▶ _What is required_: Each record is to be repeated exactly as it stands below.

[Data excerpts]
====================
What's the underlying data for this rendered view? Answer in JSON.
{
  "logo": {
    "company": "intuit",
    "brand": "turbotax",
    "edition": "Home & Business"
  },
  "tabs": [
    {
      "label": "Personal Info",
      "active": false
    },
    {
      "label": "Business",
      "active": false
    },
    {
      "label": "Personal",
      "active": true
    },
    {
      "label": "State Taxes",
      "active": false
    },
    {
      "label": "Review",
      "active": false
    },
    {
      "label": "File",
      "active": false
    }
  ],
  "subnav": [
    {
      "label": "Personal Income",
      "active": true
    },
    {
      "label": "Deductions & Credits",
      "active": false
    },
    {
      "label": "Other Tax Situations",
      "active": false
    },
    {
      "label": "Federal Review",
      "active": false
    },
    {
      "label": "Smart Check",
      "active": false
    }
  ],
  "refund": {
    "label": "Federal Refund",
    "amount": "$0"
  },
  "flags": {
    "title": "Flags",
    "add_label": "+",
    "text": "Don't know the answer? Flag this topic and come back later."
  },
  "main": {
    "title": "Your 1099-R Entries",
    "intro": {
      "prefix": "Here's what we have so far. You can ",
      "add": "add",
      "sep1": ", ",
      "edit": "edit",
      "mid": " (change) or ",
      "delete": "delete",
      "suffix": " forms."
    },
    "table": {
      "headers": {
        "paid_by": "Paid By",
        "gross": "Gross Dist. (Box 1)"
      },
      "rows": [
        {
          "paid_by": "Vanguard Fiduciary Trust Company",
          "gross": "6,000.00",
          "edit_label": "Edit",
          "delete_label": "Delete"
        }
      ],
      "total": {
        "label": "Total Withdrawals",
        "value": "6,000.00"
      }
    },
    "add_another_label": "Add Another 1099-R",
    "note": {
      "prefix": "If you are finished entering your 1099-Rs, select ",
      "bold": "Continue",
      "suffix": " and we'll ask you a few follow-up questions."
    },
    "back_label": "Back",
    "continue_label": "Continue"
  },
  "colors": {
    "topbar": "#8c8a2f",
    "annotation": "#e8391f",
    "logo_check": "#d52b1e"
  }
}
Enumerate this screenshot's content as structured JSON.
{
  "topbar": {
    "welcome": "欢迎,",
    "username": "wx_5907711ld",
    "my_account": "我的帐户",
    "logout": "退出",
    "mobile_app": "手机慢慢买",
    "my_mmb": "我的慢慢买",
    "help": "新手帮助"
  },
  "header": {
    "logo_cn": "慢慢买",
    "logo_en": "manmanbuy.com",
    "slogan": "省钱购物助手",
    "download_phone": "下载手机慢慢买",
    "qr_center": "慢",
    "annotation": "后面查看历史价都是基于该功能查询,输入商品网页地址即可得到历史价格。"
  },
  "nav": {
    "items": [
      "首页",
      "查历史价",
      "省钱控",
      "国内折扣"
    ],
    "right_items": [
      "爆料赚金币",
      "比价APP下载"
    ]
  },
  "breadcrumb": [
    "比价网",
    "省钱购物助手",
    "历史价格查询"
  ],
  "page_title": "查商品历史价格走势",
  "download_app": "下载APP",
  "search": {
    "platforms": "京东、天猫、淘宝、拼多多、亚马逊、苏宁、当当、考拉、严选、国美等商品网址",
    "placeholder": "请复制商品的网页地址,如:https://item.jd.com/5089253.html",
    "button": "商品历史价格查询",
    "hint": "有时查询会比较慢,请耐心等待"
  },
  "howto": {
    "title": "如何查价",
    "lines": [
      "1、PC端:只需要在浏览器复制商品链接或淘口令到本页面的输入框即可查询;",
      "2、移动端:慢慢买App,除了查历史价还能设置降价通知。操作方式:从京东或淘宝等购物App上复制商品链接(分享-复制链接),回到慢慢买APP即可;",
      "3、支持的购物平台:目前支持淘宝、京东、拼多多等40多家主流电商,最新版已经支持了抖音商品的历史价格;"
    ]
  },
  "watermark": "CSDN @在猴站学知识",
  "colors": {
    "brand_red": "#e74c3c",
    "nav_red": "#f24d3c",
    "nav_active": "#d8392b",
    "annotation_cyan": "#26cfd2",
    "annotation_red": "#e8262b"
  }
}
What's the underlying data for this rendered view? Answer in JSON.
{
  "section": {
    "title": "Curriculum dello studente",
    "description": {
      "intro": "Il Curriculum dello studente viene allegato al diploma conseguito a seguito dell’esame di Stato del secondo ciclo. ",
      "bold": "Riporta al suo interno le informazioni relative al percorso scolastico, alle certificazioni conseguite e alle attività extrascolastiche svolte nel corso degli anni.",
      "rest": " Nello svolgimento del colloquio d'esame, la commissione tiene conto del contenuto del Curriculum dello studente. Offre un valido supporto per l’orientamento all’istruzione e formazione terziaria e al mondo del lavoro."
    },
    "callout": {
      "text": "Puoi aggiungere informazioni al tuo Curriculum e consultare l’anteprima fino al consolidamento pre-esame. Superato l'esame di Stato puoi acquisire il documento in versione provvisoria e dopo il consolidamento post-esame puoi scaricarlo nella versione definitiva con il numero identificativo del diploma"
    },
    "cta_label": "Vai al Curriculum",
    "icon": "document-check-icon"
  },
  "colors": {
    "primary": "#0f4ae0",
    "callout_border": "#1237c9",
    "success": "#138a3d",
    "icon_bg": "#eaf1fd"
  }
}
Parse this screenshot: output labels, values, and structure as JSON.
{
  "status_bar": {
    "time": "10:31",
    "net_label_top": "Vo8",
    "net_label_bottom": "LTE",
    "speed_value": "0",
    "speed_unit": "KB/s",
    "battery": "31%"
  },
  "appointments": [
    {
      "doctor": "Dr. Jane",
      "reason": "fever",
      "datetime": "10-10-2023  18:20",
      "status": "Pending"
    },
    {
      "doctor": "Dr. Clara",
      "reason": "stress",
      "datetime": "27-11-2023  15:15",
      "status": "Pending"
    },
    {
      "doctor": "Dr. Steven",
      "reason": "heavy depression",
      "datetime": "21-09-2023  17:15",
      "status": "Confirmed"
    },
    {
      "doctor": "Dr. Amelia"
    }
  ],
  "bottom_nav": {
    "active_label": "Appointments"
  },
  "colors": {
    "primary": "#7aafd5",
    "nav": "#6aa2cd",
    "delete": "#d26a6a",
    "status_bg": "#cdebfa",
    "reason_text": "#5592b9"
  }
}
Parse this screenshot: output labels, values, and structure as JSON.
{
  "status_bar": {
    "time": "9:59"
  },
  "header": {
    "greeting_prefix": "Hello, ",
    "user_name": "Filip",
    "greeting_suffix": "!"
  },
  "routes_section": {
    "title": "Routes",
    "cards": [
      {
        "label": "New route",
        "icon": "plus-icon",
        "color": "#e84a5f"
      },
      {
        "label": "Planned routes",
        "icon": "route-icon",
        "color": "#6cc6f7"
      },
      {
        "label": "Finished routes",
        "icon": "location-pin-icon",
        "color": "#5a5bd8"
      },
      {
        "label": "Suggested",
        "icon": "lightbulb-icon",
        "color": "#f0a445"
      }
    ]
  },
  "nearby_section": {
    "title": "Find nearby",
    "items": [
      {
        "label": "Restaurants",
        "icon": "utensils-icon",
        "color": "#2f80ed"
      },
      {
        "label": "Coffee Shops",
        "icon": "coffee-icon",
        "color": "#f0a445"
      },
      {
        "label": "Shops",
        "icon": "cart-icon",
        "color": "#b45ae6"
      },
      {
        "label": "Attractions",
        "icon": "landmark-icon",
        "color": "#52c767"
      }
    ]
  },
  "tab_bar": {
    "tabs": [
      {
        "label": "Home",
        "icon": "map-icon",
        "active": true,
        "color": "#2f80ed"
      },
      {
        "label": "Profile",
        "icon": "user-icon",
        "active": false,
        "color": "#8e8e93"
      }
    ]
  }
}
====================
▶ _Your response_:
What's the underlying data for this rendered view? Answer in JSON.
{
  "logo": {
    "company": "intuit",
    "brand": "turbotax",
    "edition": "Home & Business"
  },
  "tabs": [
    {
      "label": "Personal Info",
      "active": false
    },
    {
      "label": "Business",
      "active": false
    },
    {
      "label": "Personal",
      "active": true
    },
    {
      "label": "State Taxes",
      "active": false
    },
    {
      "label": "Review",
      "active": false
    },
    {
      "label": "File",
      "active": false
    }
  ],
  "subnav": [
    {
      "label": "Personal Income",
      "active": true
    },
    {
      "label": "Deductions & Credits",
      "active": false
    },
    {
      "label": "Other Tax Situations",
      "active": false
    },
    {
      "label": "Federal Review",
      "active": false
    },
    {
      "label": "Smart Check",
      "active": false
    }
  ],
  "refund": {
    "label": "Federal Refund",
    "amount": "$0"
  },
  "flags": {
    "title": "Flags",
    "add_label": "+",
    "text": "Don't know the answer? Flag this topic and come back later."
  },
  "main": {
    "title": "Your 1099-R Entries",
    "intro": {
      "prefix": "Here's what we have so far. You can ",
      "add": "add",
      "sep1": ", ",
      "edit": "edit",
      "mid": " (change) or ",
      "delete": "delete",
      "suffix": " forms."
    },
    "table": {
      "headers": {
        "paid_by": "Paid By",
        "gross": "Gross Dist. (Box 1)"
      },
      "rows": [
        {
          "paid_by": "Vanguard Fiduciary Trust Company",
          "gross": "6,000.00",
          "edit_label": "Edit",
          "delete_label": "Delete"
        }
      ],
      "total": {
        "label": "Total Withdrawals",
        "value": "6,000.00"
      }
    },
    "add_another_label": "Add Another 1099-R",
    "note": {
      "prefix": "If you are finished entering your 1099-Rs, select ",
      "bold": "Continue",
      "suffix": " and we'll ask you a few follow-up questions."
    },
    "back_label": "Back",
    "continue_label": "Continue"
  },
  "colors": {
    "topbar": "#8c8a2f",
    "annotation": "#e8391f",
    "logo_check": "#d52b1e"
  }
}
Enumerate this screenshot's content as structured JSON.
{
  "topbar": {
    "welcome": "欢迎,",
    "username": "wx_5907711ld",
    "my_account": "我的帐户",
    "logout": "退出",
    "mobile_app": "手机慢慢买",
    "my_mmb": "我的慢慢买",
    "help": "新手帮助"
  },
  "header": {
    "logo_cn": "慢慢买",
    "logo_en": "manmanbuy.com",
    "slogan": "省钱购物助手",
    "download_phone": "下载手机慢慢买",
    "qr_center": "慢",
    "annotation": "后面查看历史价都是基于该功能查询,输入商品网页地址即可得到历史价格。"
  },
  "nav": {
    "items": [
      "首页",
      "查历史价",
      "省钱控",
      "国内折扣"
    ],
    "right_items": [
      "爆料赚金币",
      "比价APP下载"
    ]
  },
  "breadcrumb": [
    "比价网",
    "省钱购物助手",
    "历史价格查询"
  ],
  "page_title": "查商品历史价格走势",
  "download_app": "下载APP",
  "search": {
    "platforms": "京东、天猫、淘宝、拼多多、亚马逊、苏宁、当当、考拉、严选、国美等商品网址",
    "placeholder": "请复制商品的网页地址,如:https://item.jd.com/5089253.html",
    "button": "商品历史价格查询",
    "hint": "有时查询会比较慢,请耐心等待"
  },
  "howto": {
    "title": "如何查价",
    "lines": [
      "1、PC端:只需要在浏览器复制商品链接或淘口令到本页面的输入框即可查询;",
      "2、移动端:慢慢买App,除了查历史价还能设置降价通知。操作方式:从京东或淘宝等购物App上复制商品链接(分享-复制链接),回到慢慢买APP即可;",
      "3、支持的购物平台:目前支持淘宝、京东、拼多多等40多家主流电商,最新版已经支持了抖音商品的历史价格;"
    ]
  },
  "watermark": "CSDN @在猴站学知识",
  "colors": {
    "brand_red": "#e74c3c",
    "nav_red": "#f24d3c",
    "nav_active": "#d8392b",
    "annotation_cyan": "#26cfd2",
    "annotation_red": "#e8262b"
  }
}
What's the underlying data for this rendered view? Answer in JSON.
{
  "section": {
    "title": "Curriculum dello studente",
    "description": {
      "intro": "Il Curriculum dello studente viene allegato al diploma conseguito a seguito dell’esame di Stato del secondo ciclo. ",
      "bold": "Riporta al suo interno le informazioni relative al percorso scolastico, alle certificazioni conseguite e alle attività extrascolastiche svolte nel corso degli anni.",
      "rest": " Nello svolgimento del colloquio d'esame, la commissione tiene conto del contenuto del Curriculum dello studente. Offre un valido supporto per l’orientamento all’istruzione e formazione terziaria e al mondo del lavoro."
    },
    "callout": {
      "text": "Puoi aggiungere informazioni al tuo Curriculum e consultare l’anteprima fino al consolidamento pre-esame. Superato l'esame di Stato puoi acquisire il documento in versione provvisoria e dopo il consolidamento post-esame puoi scaricarlo nella versione definitiva con il numero identificativo del diploma"
    },
    "cta_label": "Vai al Curriculum",
    "icon": "document-check-icon"
  },
  "colors": {
    "primary": "#0f4ae0",
    "callout_border": "#1237c9",
    "success": "#138a3d",
    "icon_bg": "#eaf1fd"
  }
}
Parse this screenshot: output labels, values, and structure as JSON.
{
  "status_bar": {
    "time": "10:31",
    "net_label_top": "Vo8",
    "net_label_bottom": "LTE",
    "speed_value": "0",
    "speed_unit": "KB/s",
    "battery": "31%"
  },
  "appointments": [
    {
      "doctor": "Dr. Jane",
      "reason": "fever",
      "datetime": "10-10-2023  18:20",
      "status": "Pending"
    },
    {
      "doctor": "Dr. Clara",
      "reason": "stress",
      "datetime": "27-11-2023  15:15",
      "status": "Pending"
    },
    {
      "doctor": "Dr. Steven",
      "reason": "heavy depression",
      "datetime": "21-09-2023  17:15",
      "status": "Confirmed"
    },
    {
      "doctor": "Dr. Amelia"
    }
  ],
  "bottom_nav": {
    "active_label": "Appointments"
  },
  "colors": {
    "primary": "#7aafd5",
    "nav": "#6aa2cd",
    "delete": "#d26a6a",
    "status_bg": "#cdebfa",
    "reason_text": "#5592b9"
  }
}
Parse this screenshot: output labels, values, and structure as JSON.
{
  "status_bar": {
    "time": "9:59"
  },
  "header": {
    "greeting_prefix": "Hello, ",
    "user_name": "Filip",
    "greeting_suffix": "!"
  },
  "routes_section": {
    "title": "Routes",
    "cards": [
      {
        "label": "New route",
        "icon": "plus-icon",
        "color": "#e84a5f"
      },
      {
        "label": "Planned routes",
        "icon": "route-icon",
        "color": "#6cc6f7"
      },
      {
        "label": "Finished routes",
        "icon": "location-pin-icon",
        "color": "#5a5bd8"
      },
      {
        "label": "Suggested",
        "icon": "lightbulb-icon",
        "color": "#f0a445"
      }
    ]
  },
  "nearby_section": {
    "title": "Find nearby",
    "items": [
      {
        "label": "Restaurants",
        "icon": "utensils-icon",
        "color": "#2f80ed"
      },
      {
        "label": "Coffee Shops",
        "icon": "coffee-icon",
        "color": "#f0a445"
      },
      {
        "label": "Shops",
        "icon": "cart-icon",
        "color": "#b45ae6"
      },
      {
        "label": "Attractions",
        "icon": "landmark-icon",
        "color": "#52c767"
      }
    ]
  },
  "tab_bar": {
    "tabs": [
      {
        "label": "Home",
        "icon": "map-icon",
        "active": true,
        "color": "#2f80ed"
      },
      {
        "label": "Profile",
        "icon": "user-icon",
        "active": false,
        "color": "#8e8e93"
      }
    ]
  }
}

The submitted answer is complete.